But I was puzzled when a $19 “member fee” showed up recently on my Capital One credit card. So I called the customer service line and asked: What did I join?
Nothing, it turns out. The pleasant-sounding woman who took my call patiently explained that I had not accidentally enlisted in a book of the month club, nor signed myself up for regular spa treatments. That $19 member fee was just for the privilege of carrying a Capital One card.
I protested that my wife and I have had this card for years without ever paying a fee. I would never knowingly accept a card with a fee. My wife and I are not risky customers. Moreover, we pay our plastic bills in full every month. That keeps the card companies from charging usurious interest rates, but they still make plenty from their share of the 3% to 5% that merchants typically pay on each credit card sale.
I knew my protests would be futile. Consumers and card issuers are living in a new world these days. Legislation enacted this year took most of the fun out of the credit card biz, so card companies must get their kicks where they can.

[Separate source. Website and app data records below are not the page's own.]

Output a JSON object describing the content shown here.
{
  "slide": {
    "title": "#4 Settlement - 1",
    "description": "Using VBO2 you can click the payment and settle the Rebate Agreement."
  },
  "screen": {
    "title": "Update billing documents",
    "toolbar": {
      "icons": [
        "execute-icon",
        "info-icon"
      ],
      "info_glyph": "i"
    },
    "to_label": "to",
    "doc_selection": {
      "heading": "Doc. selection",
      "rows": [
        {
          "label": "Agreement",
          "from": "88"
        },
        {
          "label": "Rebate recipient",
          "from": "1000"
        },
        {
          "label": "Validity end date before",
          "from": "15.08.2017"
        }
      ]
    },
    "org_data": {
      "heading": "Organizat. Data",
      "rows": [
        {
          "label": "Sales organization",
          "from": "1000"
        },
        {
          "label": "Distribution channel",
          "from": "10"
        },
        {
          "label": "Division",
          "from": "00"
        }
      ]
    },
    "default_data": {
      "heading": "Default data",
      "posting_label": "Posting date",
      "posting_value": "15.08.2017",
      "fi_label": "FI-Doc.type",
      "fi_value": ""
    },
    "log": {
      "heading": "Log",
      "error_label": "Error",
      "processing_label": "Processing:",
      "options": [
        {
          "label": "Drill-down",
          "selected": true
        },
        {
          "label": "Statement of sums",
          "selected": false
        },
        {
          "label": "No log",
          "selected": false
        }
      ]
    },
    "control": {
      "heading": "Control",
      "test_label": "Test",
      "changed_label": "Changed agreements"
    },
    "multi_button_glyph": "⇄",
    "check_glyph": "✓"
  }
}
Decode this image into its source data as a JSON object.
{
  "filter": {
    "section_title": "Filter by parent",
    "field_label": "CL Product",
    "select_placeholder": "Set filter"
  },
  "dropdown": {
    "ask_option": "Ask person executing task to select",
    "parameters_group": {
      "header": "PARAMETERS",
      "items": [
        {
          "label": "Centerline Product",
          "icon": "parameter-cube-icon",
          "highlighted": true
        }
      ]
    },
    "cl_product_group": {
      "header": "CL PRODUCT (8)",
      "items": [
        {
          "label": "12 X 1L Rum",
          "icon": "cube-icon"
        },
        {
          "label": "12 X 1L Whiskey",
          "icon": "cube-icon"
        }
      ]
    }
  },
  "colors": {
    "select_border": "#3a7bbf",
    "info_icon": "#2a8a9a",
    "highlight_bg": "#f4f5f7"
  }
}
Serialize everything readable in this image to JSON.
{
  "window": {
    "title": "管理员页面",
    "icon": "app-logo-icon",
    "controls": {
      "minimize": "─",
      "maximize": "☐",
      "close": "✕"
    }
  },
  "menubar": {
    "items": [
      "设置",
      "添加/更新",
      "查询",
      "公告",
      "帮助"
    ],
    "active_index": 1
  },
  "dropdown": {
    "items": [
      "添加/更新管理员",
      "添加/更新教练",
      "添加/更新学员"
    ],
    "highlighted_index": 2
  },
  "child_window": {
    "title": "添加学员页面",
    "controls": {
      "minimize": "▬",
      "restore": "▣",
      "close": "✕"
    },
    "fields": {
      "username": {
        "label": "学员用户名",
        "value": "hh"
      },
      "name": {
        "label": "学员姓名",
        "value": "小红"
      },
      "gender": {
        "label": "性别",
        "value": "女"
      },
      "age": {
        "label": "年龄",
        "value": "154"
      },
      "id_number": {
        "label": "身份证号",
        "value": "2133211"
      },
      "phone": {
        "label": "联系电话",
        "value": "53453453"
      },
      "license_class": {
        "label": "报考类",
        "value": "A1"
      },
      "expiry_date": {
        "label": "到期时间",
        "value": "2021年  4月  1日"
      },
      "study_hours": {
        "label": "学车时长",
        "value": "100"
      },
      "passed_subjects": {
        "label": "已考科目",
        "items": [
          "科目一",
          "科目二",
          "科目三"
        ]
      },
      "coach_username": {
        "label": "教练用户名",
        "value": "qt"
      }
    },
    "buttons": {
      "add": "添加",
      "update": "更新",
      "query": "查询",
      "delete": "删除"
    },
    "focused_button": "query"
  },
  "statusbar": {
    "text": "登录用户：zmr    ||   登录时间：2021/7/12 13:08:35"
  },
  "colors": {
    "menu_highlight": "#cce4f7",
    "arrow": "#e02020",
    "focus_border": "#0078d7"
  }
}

Issuers used to be able to jack up interest rates on outstanding balances for customers who were late on a payment to some other company. No more. They could force you to pay off your zero-interest teaser loan before you could apply a single dollar against a balance with a gazillion-percent APR. Not happening now. And, oh, those great games a lender could play to generate delicious late fees, like changing a card’s due date every month, or having a payment deadline fall in the middle of a business day. Sadly, those shenanigans are history, too.
Not that I ever saw such things. First-rate borrowers used to get first-class treatment. Banks would even waive a legitimate late fee once in awhile if I happened to be traveling when the bill came in. Abusive credit card practices were, for the most part, reserved for the least creditworthy customers. In a strange twist of logic, lenders concluded that the only profitable way to lend to poorer people was to suck on them until all the cash was gone.
The problem with building a business on taking money from the poor is that, eventually, they do run out of money to give you. When that happened, Capital One went begging to the Treasury and got about $3.5 billion to get itself back on track.
So Capital One apparently has a new business model: Soak the rich, rather than squeeze the subprimes. Welcome to the club, member.
I have made a note on my calendar to cancel that Capital One card before next year’s annual membership fee comes due. I reckon I can still find a card company or two that wants to do business the old-fashioned way.
As they say at Capital One: What’s in your wallet?